Jessica Martin, Graduate Student
I am interested in the characterization of mitochondria in mouse preimplantation embryos to better understand mitochondrial allocation. My focus is on understanding how mitochondrial allocation throughout development can lead to lineage specification within the preimplantation embryo and how it impacts female fertility, specifically in aging women.
Julie MacDonald (Tilly Lab), PhD Candidate
My research project is on the influence of the physical environment on cellular function and differentiation.

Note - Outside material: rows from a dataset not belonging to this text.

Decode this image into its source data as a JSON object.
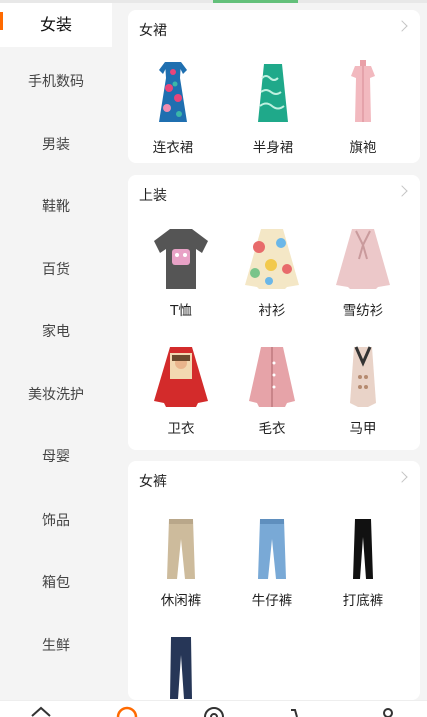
{
  "sidebar": {
    "items": [
      {
        "label": "女装"
      },
      {
        "label": "手机数码"
      },
      {
        "label": "男装"
      },
      {
        "label": "鞋靴"
      },
      {
        "label": "百货"
      },
      {
        "label": "家电"
      },
      {
        "label": "美妆洗护"
      },
      {
        "label": "母婴"
      },
      {
        "label": "饰品"
      },
      {
        "label": "箱包"
      },
      {
        "label": "生鲜"
      }
    ]
  },
  "sections": [
    {
      "title": "女裙",
      "items": [
        {
          "label": "连衣裙",
          "icon": "floral-dress-icon"
        },
        {
          "label": "半身裙",
          "icon": "green-skirt-icon"
        },
        {
          "label": "旗袍",
          "icon": "pink-qipao-icon"
        }
      ]
    },
    {
      "title": "上装",
      "items": [
        {
          "label": "T恤",
          "icon": "tshirt-icon"
        },
        {
          "label": "衬衫",
          "icon": "shirt-icon"
        },
        {
          "label": "雪纺衫",
          "icon": "chiffon-blouse-icon"
        },
        {
          "label": "卫衣",
          "icon": "sweatshirt-icon"
        },
        {
          "label": "毛衣",
          "icon": "cardigan-icon"
        },
        {
          "label": "马甲",
          "icon": "vest-icon"
        }
      ]
    },
    {
      "title": "女裤",
      "items": [
        {
          "label": "休闲裤",
          "icon": "casual-pants-icon"
        },
        {
          "label": "牛仔裤",
          "icon": "jeans-icon"
        },
        {
          "label": "打底裤",
          "icon": "leggings-icon"
        },
        {
          "label": "",
          "icon": "navy-trousers-icon"
        }
      ]
    }
  ],
  "tabbar": {
    "tabs": [
      {
        "icon": "home-icon"
      },
      {
        "icon": "category-icon"
      },
      {
        "icon": "message-icon"
      },
      {
        "icon": "cart-icon"
      },
      {
        "icon": "user-icon"
      }
    ]
  },
  "colors": {
    "accent": "#ff6a00",
    "progress": "#63c07a"
  }
}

Utilizing emerging technologies in bioengineering and mechanobiology allows for new insights into the role played by extracellular matrix proteins, as both components of cell signaling pathways as well as transducers of mechanical strain to better understand the adult oogonial stem cell population, and how its dynamics may change with age.
Undergraduates and Visiting Students
We have a lively and constant stream of undergraduate students coming through the lab either as volunteers, work study students, independent studies, and NSF-sponsored REU participants.
Current Spring 2019 Undergraduate Lab Members:
Fausto Capelluto (Co-op)
Efosa Enoma (Volunteer)
Alexa DelBene (Volunteer)
Quiyi Wang (Volunteer)
Nick Solek (Volunteer)
Emma Robinson (Volunteer)
Rachael Sverdlove (Directed study)
Monika Izdebski (Co-op, Fall 2015)
Katharina Winkel (2015-2016 Master's student, Hannover, Germany exchange)
Conner Shaughnessy (Volunteer and directed study)
Leah Simmons (Co-op, Fall 2015)
Alyssa Kania (Directed study)
Shalin Shetty (Directed study)
Leannah Newman (Volunteer)
Brook Simonton (Capstone study)
Past Students and Graduating Seniors:
Carleigh Sussman (Directed study)
Niharika Kura (Volunteer and Directed study)
Joyce Jin (Volunteer)
Tanner Eggert (Directed Study)
Christina Yung (Volunteer and Research technician)
Menaka Sanghvi (Directed study)
Shandy Maccow (Volunteer)
Irena Kuzma (Volunteer and directed study)
Dominick Pezzulo (Volunteer)
Christina Weber (Co-op)
Katie Izzo (Volunteer)
Paulo Henrique de Almeida Campos-Junior, Ph.D.
Christine Faraci, M.S.
Anna Denicol, DVM, Ph.D. - Assistant Professor at University of California, Davis
Deanna Navaroli, Ph.D.
Kshama Chandrasekhar, Ph.D.